Dili – The interfaith organization for religious tourism in Timor-Leste has urged the government to draw up special rules to preserve sacred places that will become religious tourism sites.
Father Angelo Salshina, chairman of the Timor-Leste Religious Tourism Association (ATR-TL), said such regulations are essential to ensure that such places are well-maintained to serve the tourism industry that is being developed.
He said there are no binding regulations for religious tourism sites, for example regarding what is allowed and what is prohibited at them, as well as the responsibility for their maintenance.
"The absence of these regulations leaves them neglected. Nowadays we can easily find a lot of trash at such places. People don't pay attention to the issue," he said.
He pointed out that the Cristo Rei statue and the St. John Paul II Park, which was established to commemorate the visit of the pope in 1989, are popular places for people to exercise.
"They are holy places, which should be focused on spiritual activities only. When they are used for other activities, then this reduces the value of the attraction," he said, adding that the ATR-TL was ready to assist the government in drafting such regulations.

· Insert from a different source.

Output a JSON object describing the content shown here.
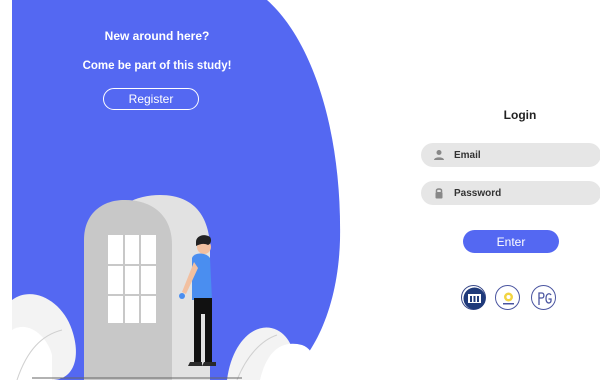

"Incidentally we were drawing up a master plan for religious tourism sites and are currently in the process of finalizing it," he said.
Jelino Soares, general director of tourism at the Ministry of Tourism, Trade and Industry, said the government would consider the proposal.
He said the government did make tourism one of the main programs of national development, but there were still many things that had not been done.
Soares said they might accommodate the proposal in a draft regulation on community-based tourism, a strategy involving local communities, which is currently being discussed with the relevant ministries.
Timor-Leste is seeking to diversify its economy to break its dependence on petroleum, which accounts for about 70 percent of GDP and more than 80 percent of the country's annual income.
Tourism has become one of the main targets, with the government launching a special program for its development in 2017. It is estimated that by 2030 revenue from tourism will reach US$150 million and employment in the sector will reach 15,000. This will be underpinned by 200,000 international visitors per year by 2030, compared to 55,000 in 2014.
One of the focuses to achieve that target is to maximize the potential for religious tourism.
Father Salshina said the target would be possible to achieve through planned and measurable programs.
He said they had so far identified the religious tourism potential of each religion in five municipalities in the Catholic-majority country, including their development and promotion strategies.
The ATR-TL was launched in 2021 and receives financial support from the government as well as other institutions such as USAID, the international development agency, to support its programs.